The Vancouver 2010 Olympics will play host to some furry friends for events happening at Cypress and Whistler mountains and in the Callaghan Valley.
The Canadian Avalanche Rescue Dog Association (CARDA) is joining the Integrated Security Unit on the mountains during the 2010 Olympic and Paralympic games. According to a recent press release, CARDA will be ready to assist in the safety and security of the public, the Games and security personnel by providing coverage with certified avalanche rescue dog teams.
Kyle Hale, President of CARDA, his dog Wiser and Barb Quinn and her dog Lava will be representing Golden.
“The RCMP and CARDA have had a partnership since CARDA’s inception and because of that CARDA has been asked to provide rescue dog services to the Integrated Security Unit (ISU) for the 2010 Olympic Games,” said Hale, adding, “All of the RCMP dog services will be tasked to other resources during the games, primarily in explosives detection so CARDA will fulfil the avalanche and rescue dog services.”
Hale said that security and rescue duties will be divided amongst 25 CARDA teams that will be positioned during daylight hours, while others will remain on call.
“Based on the conditions, CARDA will do an avalanche assessment of the area and we will be placed where we are needed. That will mean that we will most likely be placed at the venues so that we are ready to respond if needed.”

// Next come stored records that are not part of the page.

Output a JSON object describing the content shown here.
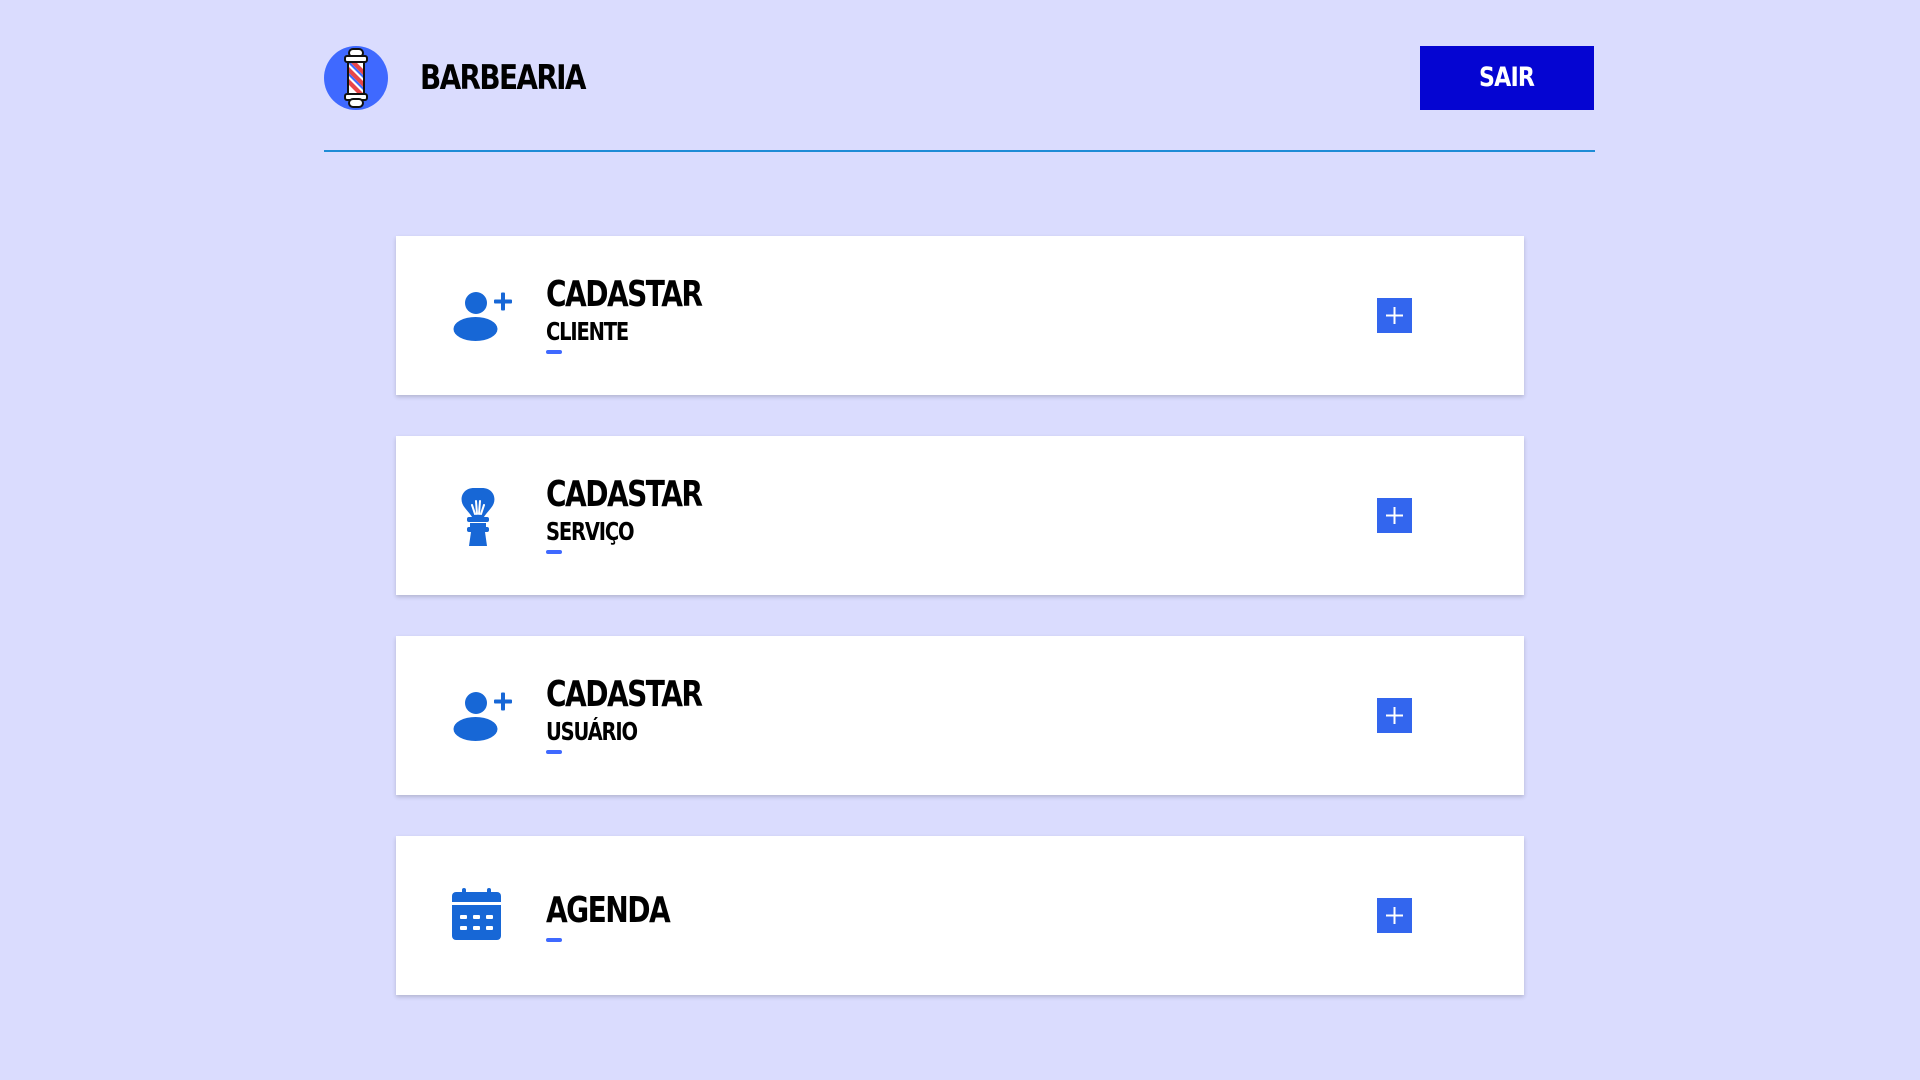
{
  "header": {
    "brand": "BARBEARIA",
    "logout_label": "SAIR"
  },
  "cards": [
    {
      "title": "CADASTAR",
      "subtitle": "CLIENTE",
      "icon": "add-user-icon"
    },
    {
      "title": "CADASTAR",
      "subtitle": "SERVIÇO",
      "icon": "shaving-brush-icon"
    },
    {
      "title": "CADASTAR",
      "subtitle": "USUÁRIO",
      "icon": "add-user-icon"
    },
    {
      "title": "AGENDA",
      "subtitle": "",
      "icon": "calendar-icon"
    }
  ],
  "colors": {
    "background": "#dadcfe",
    "accent": "#3f69ff",
    "logout_button": "#0505d2",
    "icon": "#1767d6",
    "divider": "#1e8cd6"
  }
}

Both of Golden’s local teams will be attending on different weeks, with Hale positioned in Whistler and Quinn helping at the Paralympic Games.
“This is the first time that there will be an avalanche dog presence at the Olympics in Canada,” said Hale, adding, “CARDA is the only not-for-profit volunteer organization partnering with the ISU so we are honoured to be a part of it. This is a great opportunity to get CARDA out there onto the world stage.”
Hale said that there are currently 30 operational CARDA search dog teams, many of whom work on the slopes of some of the country’s top ski resorts and backcountry lodges.
“These are places where the dogs and handlers have ample opportunity to work in avalanche terrain.”